Also, by that point in the day, so many random people on the street had been nice to me – allowing me to take pictures of them in their traditional costumes and even insisting that I join them in the pictures and hugging me to their sides when I did – that I would have been as big an idiot as the drunk guy if I had made his one idiotic comment ruin my perfectly wonderful day.
In fact, to my knowledge, in the three years that I’ve been traveling like this, this is the first time someone has ever called me a nigger.
(I say, “to my knowledge,” because people may have been calling me a nigger in other languages all this time and I didn’t know.)
Statistically, this tells me that, when it comes to this kind of thing, idiots are the exception out here in the wider world, not the rule.
Furthermore, when I thought about it I realized that this type of thing was what Indonesia was preparing me for.
Remember last year when I decided to stop making race an issue and decided to not take offense when people made ignorant and offensive remarks about my skin color?
All of that was preparing me for the drunk guy.
When I landed this job, a few friends asked me if there were Black people where I was going.
I answered everyone who asked me this question with, “I doubt it but I don’t know and I don’t care because it doesn’t matter and has no bearing on whether I go or not.”
I mean, come on. What am I gonna do? Find the Black people wherever I go and form a club?
I was one of only two Black people on the flight from New York to Moscow, and the other Black girl on the flight was with a white guy who I assumed was Russian.
I was the only Black person on the flight from Moscow to Yakutsk. And I’ve seen no other Black people in the month and a few days that I’ve been here.
I notice these things; I’d be blind and stupid if I didn’t.
I’m aware of my color in so far as I know that encountering me is perhaps one of the very few opportunities that many people will have to see, meet or interact with a Black person, and I always want to represent my race well.
I don’t want anyone to see anything that I do, even across an airplane aisle, and think, “Typical Black person,” in a negative way. But that’s as far as my deliberateness with respect to my color goes.

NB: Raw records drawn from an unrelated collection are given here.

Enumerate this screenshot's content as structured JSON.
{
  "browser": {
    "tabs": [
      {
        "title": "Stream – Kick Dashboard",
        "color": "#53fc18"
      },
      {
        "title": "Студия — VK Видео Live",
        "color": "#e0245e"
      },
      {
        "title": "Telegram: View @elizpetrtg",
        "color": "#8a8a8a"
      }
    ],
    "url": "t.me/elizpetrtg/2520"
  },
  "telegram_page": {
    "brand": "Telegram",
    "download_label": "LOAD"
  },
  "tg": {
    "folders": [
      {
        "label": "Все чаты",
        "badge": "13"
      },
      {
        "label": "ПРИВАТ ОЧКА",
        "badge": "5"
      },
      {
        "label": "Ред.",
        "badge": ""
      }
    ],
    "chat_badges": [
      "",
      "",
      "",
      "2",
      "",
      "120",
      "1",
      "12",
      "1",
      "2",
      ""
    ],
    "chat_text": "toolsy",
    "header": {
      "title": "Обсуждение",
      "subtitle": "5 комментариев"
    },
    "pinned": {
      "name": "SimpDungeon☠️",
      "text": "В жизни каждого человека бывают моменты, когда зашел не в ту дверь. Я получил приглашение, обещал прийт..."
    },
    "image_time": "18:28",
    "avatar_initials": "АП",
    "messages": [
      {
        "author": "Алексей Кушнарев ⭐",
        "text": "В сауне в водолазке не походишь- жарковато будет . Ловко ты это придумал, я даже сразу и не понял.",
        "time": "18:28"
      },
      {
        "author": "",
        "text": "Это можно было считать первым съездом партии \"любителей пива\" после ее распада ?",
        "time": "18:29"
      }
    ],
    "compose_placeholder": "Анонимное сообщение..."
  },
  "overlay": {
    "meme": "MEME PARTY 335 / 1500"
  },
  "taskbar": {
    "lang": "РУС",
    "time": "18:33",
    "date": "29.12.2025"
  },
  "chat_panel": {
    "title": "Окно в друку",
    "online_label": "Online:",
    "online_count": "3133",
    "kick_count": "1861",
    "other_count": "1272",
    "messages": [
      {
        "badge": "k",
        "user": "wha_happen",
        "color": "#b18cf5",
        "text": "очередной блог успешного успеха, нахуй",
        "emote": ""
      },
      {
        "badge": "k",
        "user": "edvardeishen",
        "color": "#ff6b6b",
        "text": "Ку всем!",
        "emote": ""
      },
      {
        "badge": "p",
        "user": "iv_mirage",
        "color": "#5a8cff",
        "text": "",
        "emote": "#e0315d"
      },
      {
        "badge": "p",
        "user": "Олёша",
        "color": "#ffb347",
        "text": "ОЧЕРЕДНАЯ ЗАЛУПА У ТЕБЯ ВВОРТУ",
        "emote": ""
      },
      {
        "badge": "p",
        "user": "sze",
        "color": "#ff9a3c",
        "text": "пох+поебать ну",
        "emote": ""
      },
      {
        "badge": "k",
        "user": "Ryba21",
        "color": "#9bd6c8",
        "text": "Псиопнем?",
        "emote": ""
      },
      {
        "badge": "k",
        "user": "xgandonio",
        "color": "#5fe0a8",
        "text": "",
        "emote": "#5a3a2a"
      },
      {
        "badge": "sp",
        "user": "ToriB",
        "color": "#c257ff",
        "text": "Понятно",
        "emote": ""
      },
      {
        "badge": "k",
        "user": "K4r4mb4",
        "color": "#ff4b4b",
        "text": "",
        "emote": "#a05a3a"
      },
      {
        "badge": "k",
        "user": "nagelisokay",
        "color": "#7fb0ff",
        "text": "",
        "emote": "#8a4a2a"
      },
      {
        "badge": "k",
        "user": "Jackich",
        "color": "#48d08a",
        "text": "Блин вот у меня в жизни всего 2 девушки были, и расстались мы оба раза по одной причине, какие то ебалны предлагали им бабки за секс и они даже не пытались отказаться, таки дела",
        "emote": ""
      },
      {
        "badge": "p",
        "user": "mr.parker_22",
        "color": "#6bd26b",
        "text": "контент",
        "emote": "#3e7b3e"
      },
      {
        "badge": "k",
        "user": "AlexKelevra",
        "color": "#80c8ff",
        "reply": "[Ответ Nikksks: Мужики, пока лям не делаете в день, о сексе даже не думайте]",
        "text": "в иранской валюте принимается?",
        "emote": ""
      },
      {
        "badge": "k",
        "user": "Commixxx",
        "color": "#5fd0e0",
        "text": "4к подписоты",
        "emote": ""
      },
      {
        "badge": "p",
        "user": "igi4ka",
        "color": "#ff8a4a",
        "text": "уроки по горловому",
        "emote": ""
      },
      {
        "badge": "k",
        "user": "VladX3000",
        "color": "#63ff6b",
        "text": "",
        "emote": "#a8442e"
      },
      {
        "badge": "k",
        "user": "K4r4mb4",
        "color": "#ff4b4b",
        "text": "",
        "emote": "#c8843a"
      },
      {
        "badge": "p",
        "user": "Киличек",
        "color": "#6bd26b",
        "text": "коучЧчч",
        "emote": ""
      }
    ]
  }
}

In Moscow, I was barely spared a glance as I walked about the city, but here in Yakutsk people notice me and they aren’t shy about looking because I’m very obviously different from them; I’m unignorable.
That’s the same as it was in Indonesia and that type of behaviour no longer bothers me.
In fact, think about it rationally, I can’t blame people for staring at me because in an environment like this, I’m unusual.
If I see something unusual, I also want to stare at it. If it happens to be a person, I like to think that I have enough impulse control and decorum to not stare but not everyone has good impulse control and not every culture has the same norms of behaviour for what is considered polite.
The fact is, I want to go to places and do things that aren’t considered usual for people of my skin colour and if I had my choice, I wouldn’t stand out in those places.
But I do stand out.
And I’m not going to stop going to these places and doing these things because people stare at me or call me a nigger.
That would make me as big an idiot as any racist out there.
So I accept that I will stand out and that every now and then I may experience an unexpectedly ugly encounter like I did with the drunk guy.
I don’t care. I’ll keep going and doing and seeing and loving it all anyway.